To assist you in your financial planning needs, you may wish to engage the help of a financial planner to assess your risk profile. A financial planner is a licensed professional who is able to provide personalised financial advice, suited to your financial needs and circumstances.
There is now a ‘know your client’ rule so that financial planners better understand their clients and give appropriate financial advice. As part of this, financial planners must develop a risk profile for clients, which will form the basis of any advice given. Read on to find out more about risk profiling, and the steps a financial planner should take to assess your risk profile.
What is a risk profile?
A financial risk profile identifies and measures an investor’s attitude to risk. It essentially assesses risk tolerance and aims to determine the level of risk the investor is comfortable with. Risk tolerance is specific to the investor and will vary significantly among individuals.
The risk profile forms the basis of the financial planner’s recommended investment strategies. Failure to undertake risk profiling will constitute financial planning negligence as the financial planner has not collected all the relevant information before making a recommendation, and therefore there is no reasonable basis for any advice given.
How does a financial planner assess your risk profile?
Risk profiling should be undertaken during the initial stages of the financial planning process and must be done before any advice is given. There is no set method of risk profiling and the methods used may vary among different financial planners. Some common risk profiling methods include:
Risk Profile Questionnaire
The most commonly used risk profiling tool is the Risk Profile Questionnaire. This involves asking the investor a series of questions, to determine their reaction to different financial outcomes. The investor’s responses are then scored and classified into a category of investment style.
Risk Tolerance Line
Using usually a five or ten point scale, the investor is asked to indicate their preferred place on the scale. The scale ranges from low-risk tolerance to a high-risk tolerance.
This method takes into account what life stage the investor is in. Generally, it assumes that a younger investor is more concerned with wealth accumulation and would have a more aggressive risk profile and that older investors are more concerned with income and would therefore have a less aggressive risk profile.
This method tests how different outcomes would affect the investor’s financial capacity, such as how the investor’s financial capacity would be affected if the expected return was not realised.
How do I know whether my risk profile is accurate?
Once the financial planner has developed a risk profile, they must share this with their client who must then sign off having had the opportunity to read and correct anything inaccurate or disagreed with and to signify they are ready to proceed. This includes acknowledging that the risk profile determined by the financial planner is appropriate for their circumstances. If the client feels that their risk profile is inaccurate, they are able to discuss the categorisation and nominate another risk profile which better reflects their circumstances.
Will my risk profile ever change?
It is normal for risk profiles to change over time. This can be attributed to changes in the investor’s attitude to risk or their changing personal circumstances, such as starting a family or buying a house. As such, a financial planner should review a client’s risk profile regularly.
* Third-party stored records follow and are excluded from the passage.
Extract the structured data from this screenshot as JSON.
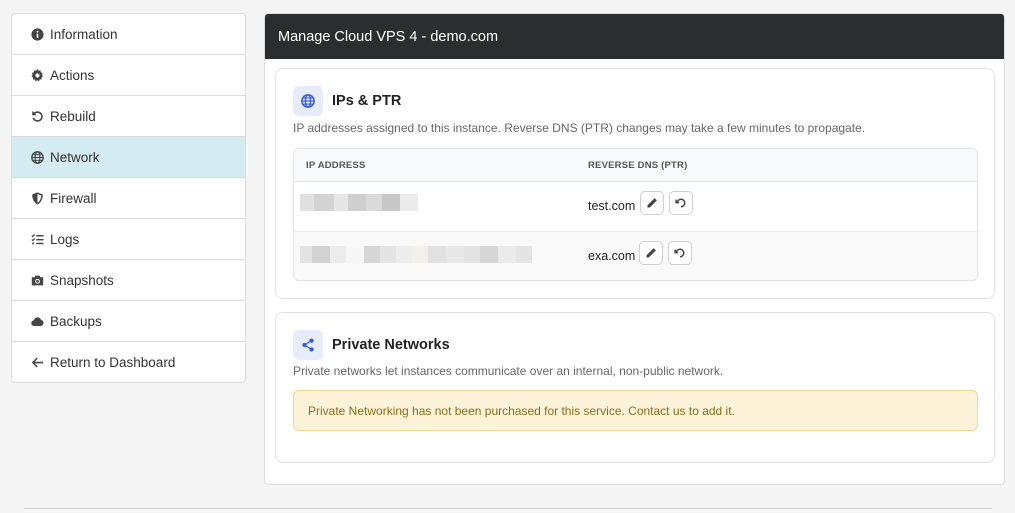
{
  "sidebar": {
    "items": [
      {
        "label": "Information",
        "icon": "info-circle-icon"
      },
      {
        "label": "Actions",
        "icon": "gear-icon"
      },
      {
        "label": "Rebuild",
        "icon": "undo-icon"
      },
      {
        "label": "Network",
        "icon": "globe-icon",
        "active": true
      },
      {
        "label": "Firewall",
        "icon": "shield-icon"
      },
      {
        "label": "Logs",
        "icon": "list-check-icon"
      },
      {
        "label": "Snapshots",
        "icon": "camera-icon"
      },
      {
        "label": "Backups",
        "icon": "cloud-icon"
      },
      {
        "label": "Return to Dashboard",
        "icon": "arrow-left-icon"
      }
    ]
  },
  "header": {
    "title": "Manage Cloud VPS 4 - demo.com"
  },
  "ips_card": {
    "title": "IPs & PTR",
    "icon": "globe-icon",
    "description": "IP addresses assigned to this instance. Reverse DNS (PTR) changes may take a few minutes to propagate.",
    "columns": [
      "IP ADDRESS",
      "REVERSE DNS (PTR)"
    ],
    "rows": [
      {
        "ip": "",
        "ptr": "test.com"
      },
      {
        "ip": "",
        "ptr": "exa.com"
      }
    ]
  },
  "private_card": {
    "title": "Private Networks",
    "icon": "share-nodes-icon",
    "description": "Private networks let instances communicate over an internal, non-public network.",
    "alert": "Private Networking has not been purchased for this service. Contact us to add it."
  },
  "colors": {
    "header_bg": "#2b2d2f",
    "active_item_bg": "#d4ebf1",
    "accent": "#3b5bdb",
    "alert_bg": "#fdf3d8",
    "alert_text": "#8a6d1a"
  }
}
If you feel that your circumstances and/ or risk profile has changed, you should inform your financial planner as soon as possible.
What should I do if my financial planner has been negligent?
Before you act upon any financial advice, you should ensure that it has been given in light of your financial and personal circumstances and that it will help you to achieve your financial objectives and goals. If you feel that your financial planner has not properly assessed your risk profile, or that any advice given was not in line with your risk profile, this may constitute negligent financial advice and you may be eligible to make a financial negligence claim against them.
For more information on making a financial negligence claim, get in touch with Schreuders today.